## Exercise aim
What is needed is an exact copy of all the records below.

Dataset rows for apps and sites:
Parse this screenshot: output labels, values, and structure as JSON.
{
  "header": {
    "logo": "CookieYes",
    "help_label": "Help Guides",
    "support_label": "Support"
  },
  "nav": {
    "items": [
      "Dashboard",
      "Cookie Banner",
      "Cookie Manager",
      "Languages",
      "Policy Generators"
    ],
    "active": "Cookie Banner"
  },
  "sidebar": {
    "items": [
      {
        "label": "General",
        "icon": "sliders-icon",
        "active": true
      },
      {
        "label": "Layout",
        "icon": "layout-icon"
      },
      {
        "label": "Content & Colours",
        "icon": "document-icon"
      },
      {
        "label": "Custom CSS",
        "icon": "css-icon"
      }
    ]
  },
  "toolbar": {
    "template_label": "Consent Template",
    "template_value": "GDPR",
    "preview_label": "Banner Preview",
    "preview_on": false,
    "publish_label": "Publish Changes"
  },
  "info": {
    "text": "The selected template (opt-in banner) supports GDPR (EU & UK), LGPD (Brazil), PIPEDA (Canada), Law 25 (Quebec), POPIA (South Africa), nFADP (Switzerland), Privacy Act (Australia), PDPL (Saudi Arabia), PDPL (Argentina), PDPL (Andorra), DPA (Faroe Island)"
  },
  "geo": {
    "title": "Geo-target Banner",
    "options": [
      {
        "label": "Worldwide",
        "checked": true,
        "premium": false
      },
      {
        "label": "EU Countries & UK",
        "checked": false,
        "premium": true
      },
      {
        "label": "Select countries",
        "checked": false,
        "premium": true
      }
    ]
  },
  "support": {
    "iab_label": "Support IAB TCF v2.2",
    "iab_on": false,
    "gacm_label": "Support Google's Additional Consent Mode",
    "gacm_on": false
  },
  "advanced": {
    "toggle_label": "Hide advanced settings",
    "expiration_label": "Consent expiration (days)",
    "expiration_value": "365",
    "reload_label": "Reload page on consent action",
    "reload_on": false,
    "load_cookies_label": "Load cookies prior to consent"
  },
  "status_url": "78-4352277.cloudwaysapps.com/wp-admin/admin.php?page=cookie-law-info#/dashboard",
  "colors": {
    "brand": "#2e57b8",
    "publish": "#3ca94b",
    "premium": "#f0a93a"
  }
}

## Task solution
Parse this screenshot: output labels, values, and structure as JSON.
{
  "header": {
    "logo": "CookieYes",
    "help_label": "Help Guides",
    "support_label": "Support"
  },
  "nav": {
    "items": [
      "Dashboard",
      "Cookie Banner",
      "Cookie Manager",
      "Languages",
      "Policy Generators"
    ],
    "active": "Cookie Banner"
  },
  "sidebar": {
    "items": [
      {
        "label": "General",
        "icon": "sliders-icon",
        "active": true
      },
      {
        "label": "Layout",
        "icon": "layout-icon"
      },
      {
        "label": "Content & Colours",
        "icon": "document-icon"
      },
      {
        "label": "Custom CSS",
        "icon": "css-icon"
      }
    ]
  },
  "toolbar": {
    "template_label": "Consent Template",
    "template_value": "GDPR",
    "preview_label": "Banner Preview",
    "preview_on": false,
    "publish_label": "Publish Changes"
  },
  "info": {
    "text": "The selected template (opt-in banner) supports GDPR (EU & UK), LGPD (Brazil), PIPEDA (Canada), Law 25 (Quebec), POPIA (South Africa), nFADP (Switzerland), Privacy Act (Australia), PDPL (Saudi Arabia), PDPL (Argentina), PDPL (Andorra), DPA (Faroe Island)"
  },
  "geo": {
    "title": "Geo-target Banner",
    "options": [
      {
        "label": "Worldwide",
        "checked": true,
        "premium": false
      },
      {
        "label": "EU Countries & UK",
        "checked": false,
        "premium": true
      },
      {
        "label": "Select countries",
        "checked": false,
        "premium": true
      }
    ]
  },
  "support": {
    "iab_label": "Support IAB TCF v2.2",
    "iab_on": false,
    "gacm_label": "Support Google's Additional Consent Mode",
    "gacm_on": false
  },
  "advanced": {
    "toggle_label": "Hide advanced settings",
    "expiration_label": "Consent expiration (days)",
    "expiration_value": "365",
    "reload_label": "Reload page on consent action",
    "reload_on": false,
    "load_cookies_label": "Load cookies prior to consent"
  },
  "status_url": "78-4352277.cloudwaysapps.com/wp-admin/admin.php?page=cookie-law-info#/dashboard",
  "colors": {
    "brand": "#2e57b8",
    "publish": "#3ca94b",
    "premium": "#f0a93a"
  }
}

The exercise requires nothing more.